I found another Sharepoint resource and recommended it to our company as someone who could help reimplement our MOSS farm “for realz,” but the cost ended up being too high for our budget. It was too bad, because I’m certain those folks would have kicked butts and taken names. Luckily we did get some very good training in the process of trying to “smarten ourselves up” about Sharepoint, and we found a local person (a former employee) who was able to do what we needed.

So we have rebuilt our MOSS farm into a 3-server structure – one for front end, one front end for crawling and indexing and a back-end for the database. We have around 120gb of content in MOSS so far and it’ll just keep growing. Hopefully this reimplementation will work out, but as of right now I’m trying to determine if our interfacing systems – including the aforementioned CRM – can cope with the new MOSS structure. Right now CRM seems to be barfing in our custom callout that seemed to work in Staging, so I’m not certain what the problem is. Hopefully the developer will be able to get that fixed so that QA can finish and we can all go to bed…but that may be wishful thinking.

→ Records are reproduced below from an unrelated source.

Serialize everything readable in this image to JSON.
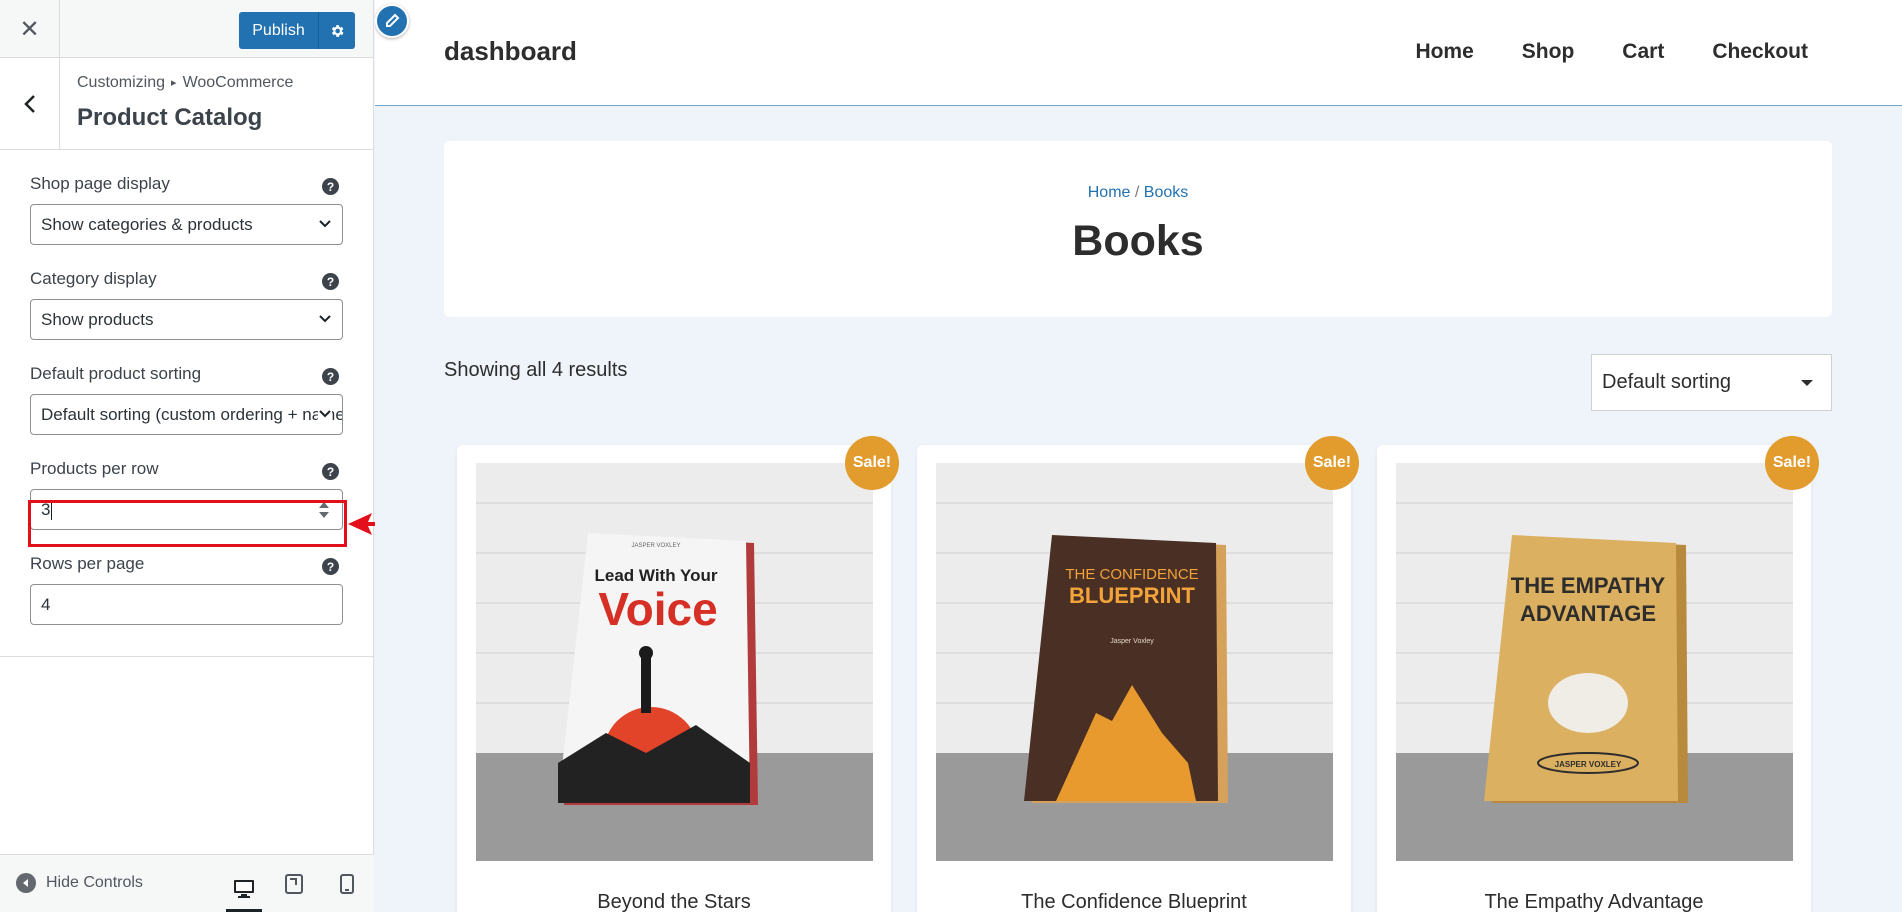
{
  "sidebar": {
    "close_glyph": "✕",
    "publish_label": "Publish",
    "breadcrumb": {
      "root": "Customizing",
      "separator": "▸",
      "current": "WooCommerce"
    },
    "section_title": "Product Catalog",
    "controls": [
      {
        "label": "Shop page display",
        "value": "Show categories & products",
        "help": "?"
      },
      {
        "label": "Category display",
        "value": "Show products",
        "help": "?"
      },
      {
        "label": "Default product sorting",
        "value": "Default sorting (custom ordering + name)",
        "help": "?"
      },
      {
        "label": "Products per row",
        "value": "3",
        "help": "?"
      },
      {
        "label": "Rows per page",
        "value": "4",
        "help": "?"
      }
    ],
    "footer": {
      "hide_controls_label": "Hide Controls"
    },
    "highlight_color": "#e3101c"
  },
  "preview": {
    "site_title": "dashboard",
    "nav": [
      "Home",
      "Shop",
      "Cart",
      "Checkout"
    ],
    "breadcrumb": {
      "home": "Home",
      "separator": " / ",
      "current": "Books"
    },
    "page_title": "Books",
    "result_count": "Showing all 4 results",
    "sorting": "Default sorting",
    "sale_badge": "Sale!",
    "products": [
      {
        "name": "Beyond the Stars",
        "cover_author": "JASPER VOXLEY",
        "cover_title_1": "Lead With Your",
        "cover_title_2": "Voice"
      },
      {
        "name": "The Confidence Blueprint",
        "cover_title_1": "THE CONFIDENCE",
        "cover_title_2": "BLUEPRINT",
        "cover_author": "Jasper Voxley"
      },
      {
        "name": "The Empathy Advantage",
        "cover_title_1": "THE EMPATHY",
        "cover_title_2": "ADVANTAGE",
        "cover_author": "JASPER VOXLEY"
      }
    ]
  },
  "colors": {
    "accent": "#2271b1",
    "sale": "#e29c2e",
    "preview_bg": "#eef4fa"
  }
}
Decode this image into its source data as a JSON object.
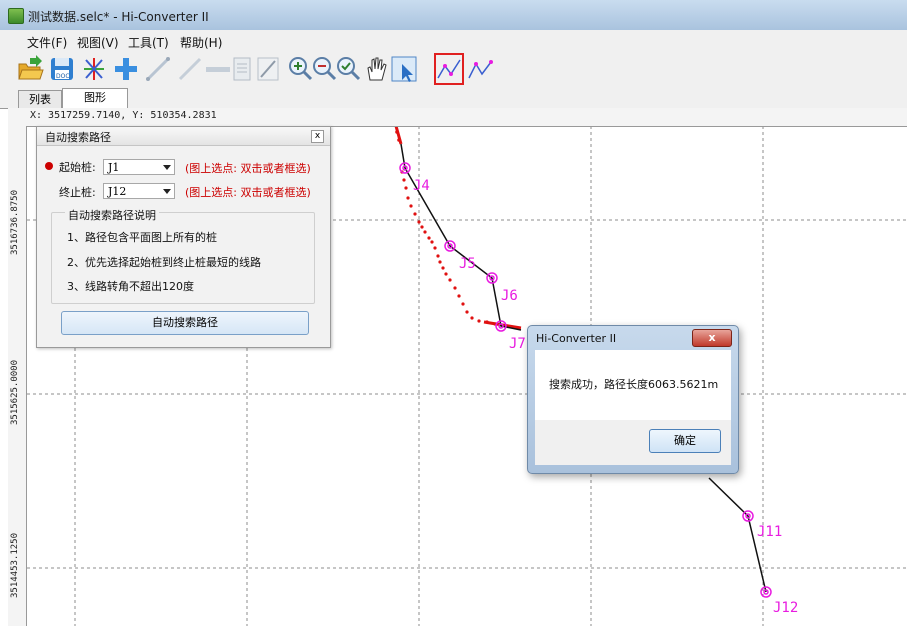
{
  "window": {
    "title": "测试数据.selc* - Hi-Converter II"
  },
  "menu": [
    {
      "label": "文件(F)"
    },
    {
      "label": "视图(V)"
    },
    {
      "label": "工具(T)"
    },
    {
      "label": "帮助(H)"
    }
  ],
  "toolbar": {
    "icons": [
      "open-icon",
      "save-icon",
      "snap-icon",
      "add-point-icon",
      "add-line-icon",
      "horizontal-line-icon",
      "document-icon",
      "edit-line-icon",
      "zoom-in-icon",
      "zoom-out-icon",
      "zoom-fit-icon",
      "pan-hand-icon",
      "select-pointer-icon",
      "auto-route-icon",
      "route-icon"
    ],
    "active_icon": "auto-route-icon",
    "active_color": "#e02020"
  },
  "tabs": [
    {
      "label": "列表"
    },
    {
      "label": "图形",
      "active": true
    }
  ],
  "canvas": {
    "coordinate_readout": "X: 3517259.7140, Y: 510354.2831",
    "y_axis_labels": [
      "3516736.8750",
      "3515625.0000",
      "3514453.1250"
    ],
    "points": [
      "J4",
      "J5",
      "J6",
      "J7",
      "J11",
      "J12"
    ]
  },
  "panel": {
    "title": "自动搜索路径",
    "close_label": "x",
    "start_label": "起始桩:",
    "start_value": "J1",
    "start_hint": "(图上选点: 双击或者框选)",
    "end_label": "终止桩:",
    "end_value": "J12",
    "end_hint": "(图上选点: 双击或者框选)",
    "group_title": "自动搜索路径说明",
    "notes": [
      "1、路径包含平面图上所有的桩",
      "2、优先选择起始桩到终止桩最短的线路",
      "3、线路转角不超出120度"
    ],
    "button_label": "自动搜索路径"
  },
  "dialog": {
    "title": "Hi-Converter II",
    "close_label": "x",
    "message": "搜索成功，路径长度6063.5621m",
    "ok_label": "确定"
  },
  "colors": {
    "point_color": "#e81ce0",
    "route_red": "#e01010",
    "route_black": "#111111",
    "accent": "#e02020"
  }
}
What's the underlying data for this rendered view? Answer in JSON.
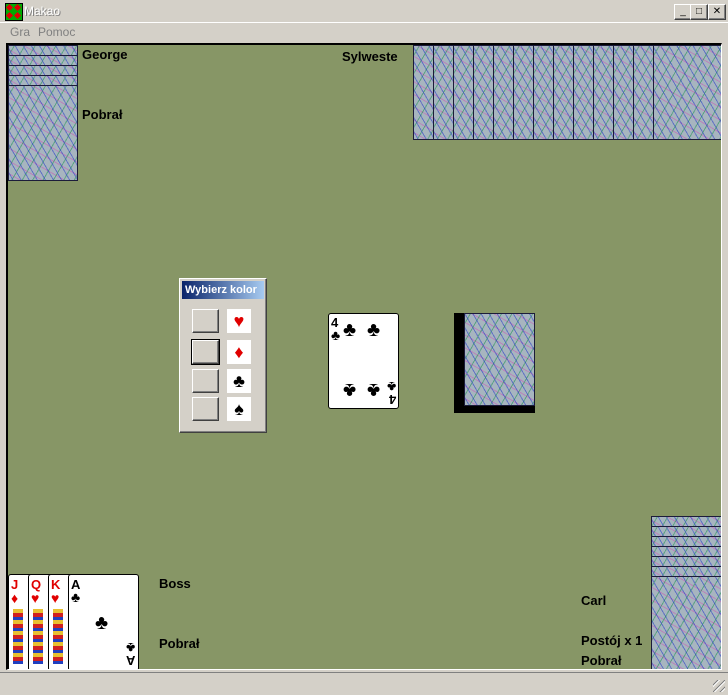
{
  "window": {
    "title": "Makao",
    "minimize": "_",
    "maximize": "□",
    "close": "✕"
  },
  "menu": [
    "Gra",
    "Pomoc"
  ],
  "players": {
    "george": {
      "name": "George",
      "status": "Pobrał"
    },
    "sylweste": {
      "name": "Sylweste"
    },
    "boss": {
      "name": "Boss",
      "status": "Pobrał"
    },
    "carl": {
      "name": "Carl",
      "status_stop": "Postój x 1",
      "status": "Pobrał"
    }
  },
  "table_center": {
    "discard_card": {
      "rank": "4",
      "suit": "♣",
      "color": "black"
    },
    "draw_pile": "card-back"
  },
  "suit_dialog": {
    "title": "Wybierz kolor",
    "options": [
      {
        "suit": "heart",
        "glyph": "♥",
        "color": "#e00000"
      },
      {
        "suit": "diamond",
        "glyph": "♦",
        "color": "#e00000"
      },
      {
        "suit": "club",
        "glyph": "♣",
        "color": "#000000"
      },
      {
        "suit": "spade",
        "glyph": "♠",
        "color": "#000000"
      }
    ]
  },
  "boss_hand": [
    {
      "rank": "J",
      "suit": "♦",
      "color": "red"
    },
    {
      "rank": "Q",
      "suit": "♥",
      "color": "red"
    },
    {
      "rank": "K",
      "suit": "♥",
      "color": "red"
    },
    {
      "rank": "A",
      "suit": "♣",
      "color": "black"
    }
  ],
  "colors": {
    "table": "#879666",
    "card_back": "#a7b5bf"
  }
}
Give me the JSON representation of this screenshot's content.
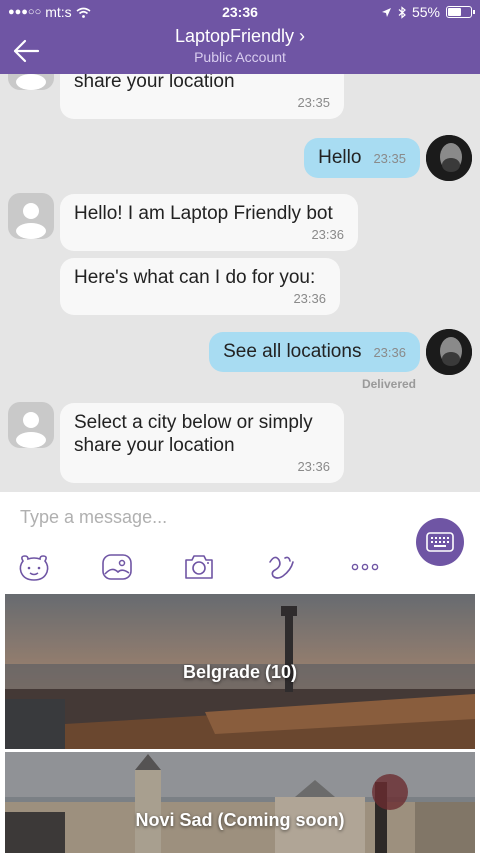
{
  "status_bar": {
    "carrier": "mt:s",
    "time": "23:36",
    "battery": "55%"
  },
  "header": {
    "title": "LaptopFriendly",
    "title_chevron": "›",
    "subtitle": "Public Account"
  },
  "messages": [
    {
      "direction": "in",
      "text": "share your location",
      "time": "23:35"
    },
    {
      "direction": "out",
      "text": "Hello",
      "time": "23:35"
    },
    {
      "direction": "in",
      "text": "Hello! I am Laptop Friendly bot",
      "time": "23:36"
    },
    {
      "direction": "in",
      "text": "Here's what can I do for you:",
      "time": "23:36"
    },
    {
      "direction": "out",
      "text": "See all locations",
      "time": "23:36"
    },
    {
      "direction": "in",
      "text": "Select a city below or simply share your location",
      "time": "23:36"
    }
  ],
  "delivered_label": "Delivered",
  "composer": {
    "placeholder": "Type a message...",
    "tools": [
      "sticker-icon",
      "gallery-icon",
      "camera-icon",
      "doodle-icon",
      "more-icon"
    ]
  },
  "keyboard": {
    "buttons": [
      {
        "label": "Belgrade (10)"
      },
      {
        "label": "Novi Sad (Coming soon)"
      }
    ]
  },
  "colors": {
    "header": "#6f55a4",
    "outgoing_bubble": "#a8dcf2",
    "incoming_bubble": "#f8f8f8",
    "chat_background": "#e5e5e5"
  }
}
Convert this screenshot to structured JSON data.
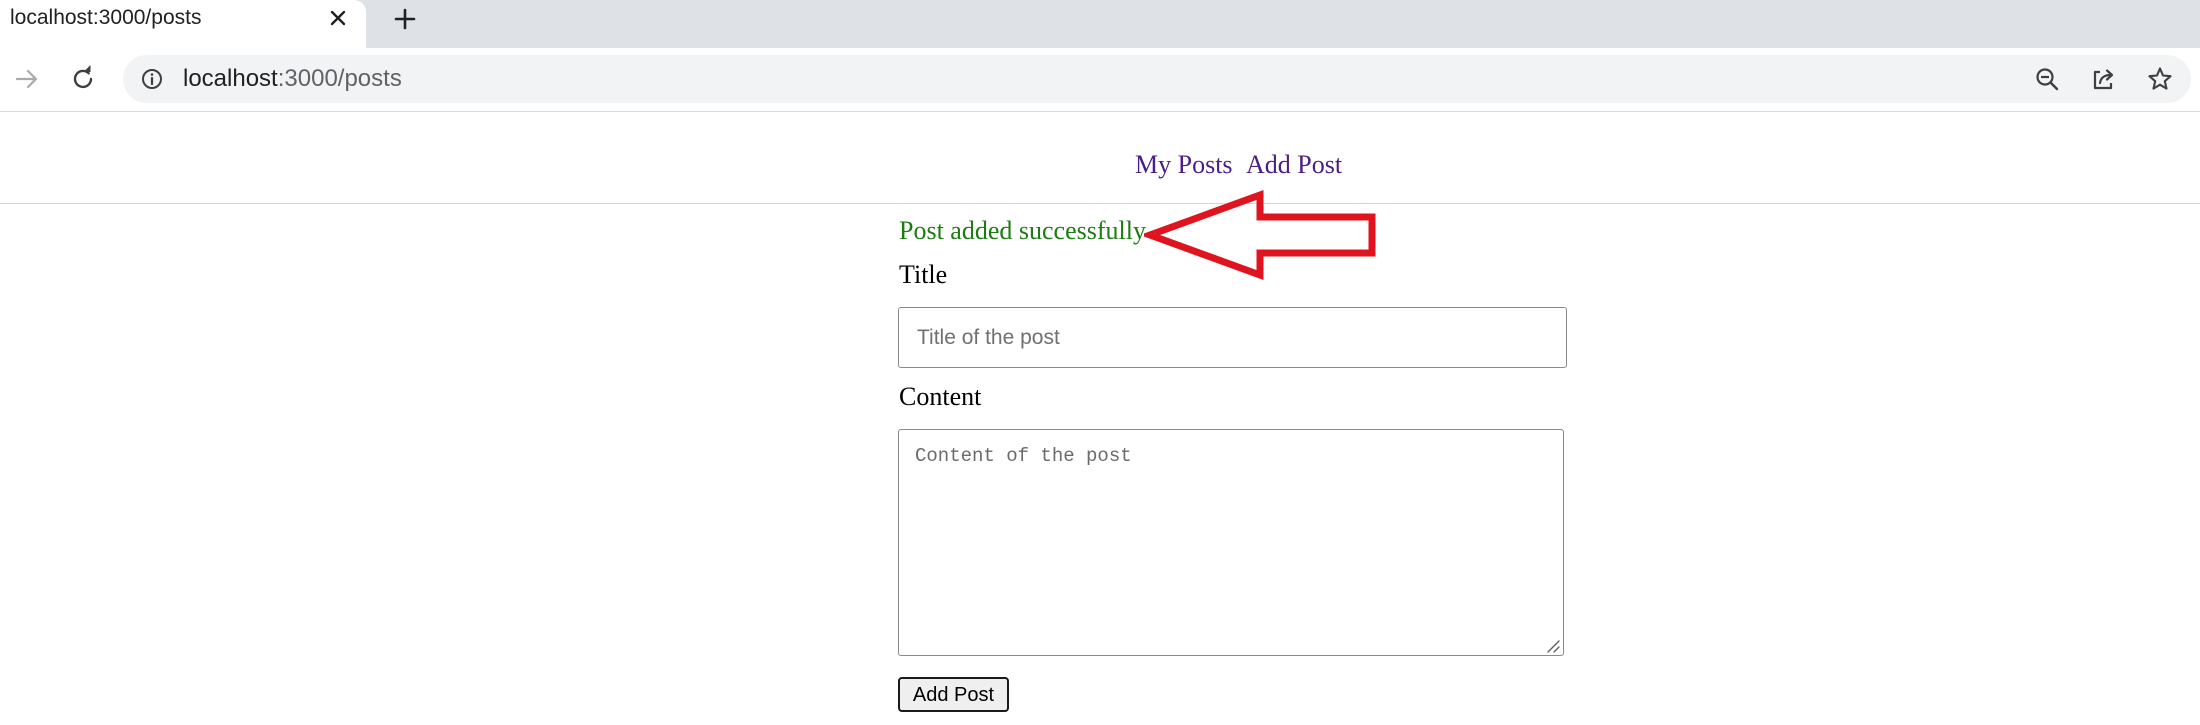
{
  "browser": {
    "tab_title": "localhost:3000/posts",
    "url_host": "localhost",
    "url_path": ":3000/posts"
  },
  "nav": {
    "items": [
      {
        "label": "My Posts"
      },
      {
        "label": "Add Post"
      }
    ]
  },
  "form": {
    "success_message": "Post added successfully",
    "title_label": "Title",
    "title_placeholder": "Title of the post",
    "title_value": "",
    "content_label": "Content",
    "content_placeholder": "Content of the post",
    "submit_label": "Add Post"
  },
  "colors": {
    "link": "#4b1d87",
    "success": "#1c7c12",
    "annotation_arrow": "#e0141e"
  }
}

The problem is that I think MOSS is a really cool technology, and if leveraged properly it could really improve our ability to collaborate and interact. I just hope that our most recent iteration will work out – maybe the third time will be the charm.